A kitchen accident helped this writer to deal with the loss of parent

Since the 1960s it has been commonly understood that grief proceeds in well-defined stages. It’s a useful way of viewing what happens to people who lose a loved one. However, in this long and thoughtful piece for Psyche magazine, US philosophy professor Joshua Thomas suggests that, for him at least, there is another way to understand it.

Read full story on psyche.co

Share this:

Read our latest blog posts

Finding solace in grief: How embracing loss helped heal a broken heart

After enduring profound loneliness following the deaths of both parents, Lisa Wright explains how she found solace and understanding in the act of missing them, which ultimately provided a path to healing.
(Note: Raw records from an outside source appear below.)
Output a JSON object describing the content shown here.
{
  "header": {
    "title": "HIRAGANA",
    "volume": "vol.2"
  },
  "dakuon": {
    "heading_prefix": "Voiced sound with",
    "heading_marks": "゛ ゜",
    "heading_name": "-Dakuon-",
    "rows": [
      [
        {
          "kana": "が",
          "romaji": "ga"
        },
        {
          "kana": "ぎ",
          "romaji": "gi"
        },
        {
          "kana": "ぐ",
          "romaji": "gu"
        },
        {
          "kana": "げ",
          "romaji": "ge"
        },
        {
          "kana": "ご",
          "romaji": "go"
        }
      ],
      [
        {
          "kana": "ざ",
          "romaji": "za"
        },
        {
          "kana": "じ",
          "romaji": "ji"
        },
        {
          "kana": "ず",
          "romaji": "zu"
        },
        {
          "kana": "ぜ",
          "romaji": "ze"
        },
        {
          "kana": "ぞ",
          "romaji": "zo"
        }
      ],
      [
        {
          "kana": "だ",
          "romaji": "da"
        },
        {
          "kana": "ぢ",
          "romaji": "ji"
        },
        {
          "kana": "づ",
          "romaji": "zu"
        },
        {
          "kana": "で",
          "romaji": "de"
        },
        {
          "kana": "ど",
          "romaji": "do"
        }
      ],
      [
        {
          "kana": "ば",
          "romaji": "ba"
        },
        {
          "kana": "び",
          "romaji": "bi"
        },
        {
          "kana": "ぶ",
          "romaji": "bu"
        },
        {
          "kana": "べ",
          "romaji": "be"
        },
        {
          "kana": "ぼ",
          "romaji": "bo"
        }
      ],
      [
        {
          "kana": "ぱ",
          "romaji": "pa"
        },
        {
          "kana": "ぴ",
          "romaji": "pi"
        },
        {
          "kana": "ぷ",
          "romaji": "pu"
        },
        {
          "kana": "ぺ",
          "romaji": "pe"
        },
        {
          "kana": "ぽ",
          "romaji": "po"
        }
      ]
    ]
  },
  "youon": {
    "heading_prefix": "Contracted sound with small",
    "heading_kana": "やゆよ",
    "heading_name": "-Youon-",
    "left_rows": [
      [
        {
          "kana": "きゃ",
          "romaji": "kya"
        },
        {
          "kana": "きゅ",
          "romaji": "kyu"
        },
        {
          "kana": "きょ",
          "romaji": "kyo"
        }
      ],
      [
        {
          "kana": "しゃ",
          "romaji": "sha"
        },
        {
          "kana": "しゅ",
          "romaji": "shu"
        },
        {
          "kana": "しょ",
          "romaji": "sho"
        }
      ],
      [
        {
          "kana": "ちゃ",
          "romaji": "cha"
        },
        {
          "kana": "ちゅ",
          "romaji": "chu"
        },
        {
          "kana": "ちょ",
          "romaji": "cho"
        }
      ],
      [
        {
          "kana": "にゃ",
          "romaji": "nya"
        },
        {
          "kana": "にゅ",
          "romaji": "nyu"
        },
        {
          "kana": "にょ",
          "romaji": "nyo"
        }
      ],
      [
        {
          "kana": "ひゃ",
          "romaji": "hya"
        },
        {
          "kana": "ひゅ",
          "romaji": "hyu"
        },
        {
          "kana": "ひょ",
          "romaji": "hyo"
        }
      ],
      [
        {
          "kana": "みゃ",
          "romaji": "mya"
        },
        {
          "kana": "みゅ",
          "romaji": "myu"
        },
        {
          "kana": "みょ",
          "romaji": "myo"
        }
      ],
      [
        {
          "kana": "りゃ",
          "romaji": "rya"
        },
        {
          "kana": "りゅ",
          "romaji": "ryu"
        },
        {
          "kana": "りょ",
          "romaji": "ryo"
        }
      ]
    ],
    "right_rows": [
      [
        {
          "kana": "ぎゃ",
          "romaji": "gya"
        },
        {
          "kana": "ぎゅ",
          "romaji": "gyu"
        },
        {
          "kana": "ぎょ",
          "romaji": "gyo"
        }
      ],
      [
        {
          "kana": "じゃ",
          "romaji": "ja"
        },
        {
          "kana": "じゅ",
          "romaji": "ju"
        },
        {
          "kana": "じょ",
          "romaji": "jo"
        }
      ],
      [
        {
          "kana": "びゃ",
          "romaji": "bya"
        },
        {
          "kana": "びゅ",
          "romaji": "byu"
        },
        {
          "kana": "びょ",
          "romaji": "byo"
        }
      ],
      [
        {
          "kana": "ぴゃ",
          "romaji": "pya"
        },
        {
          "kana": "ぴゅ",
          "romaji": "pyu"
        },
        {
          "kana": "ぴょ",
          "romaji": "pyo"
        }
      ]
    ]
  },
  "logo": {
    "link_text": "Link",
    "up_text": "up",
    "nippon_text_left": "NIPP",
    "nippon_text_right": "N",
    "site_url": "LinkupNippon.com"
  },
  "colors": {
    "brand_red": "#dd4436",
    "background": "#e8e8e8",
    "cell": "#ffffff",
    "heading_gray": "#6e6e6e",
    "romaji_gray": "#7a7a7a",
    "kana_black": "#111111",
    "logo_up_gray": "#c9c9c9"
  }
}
With artificial intelligence, the dead – or something like them – can live on

Several companies now combine virtual reality and artificial intelligence technologies with family memories, social media posts, recordings and other material to create digital models of people who have died. Some are chatbots, some are onscreen avatars and some are even three-dimensional robots. They talk, they laugh, they cry, they learn – or at least appear to. But are they a good idea?

Reflections on the death of a famous friend

Fans of long-running television chefs The Hairy Bikers were saddened when co-host Dave Myers died from cancer in early 2024. The other half of the duo, Si King, was devastated. Here he talks to The Observer’s food critic, Jay Rayner, about coming to terms with life and work in the silence that descended with the loss of his best friend.

See all blog posts
Precious Time Logo

Information and advice for people at the end of life, and those who care for them.

Suggest or update a service

North Western Melbourne Primary Health Network (NWMPHN) acknowledges the peoples of the Kulin nation as the Traditional Custodians of the land on which our work in the community takes place. We pay our respects to their Elders past and present.

We welcome all people irrespective of ethnicity, lifestyle choice, faith, sexual orientation and gender identity.

North West Melbourne PHN Logo

This project is by North Western Melbourne Primary Health Network, partnering with Portable for web and design services.

© Precious Time, 2024.

Give Feedback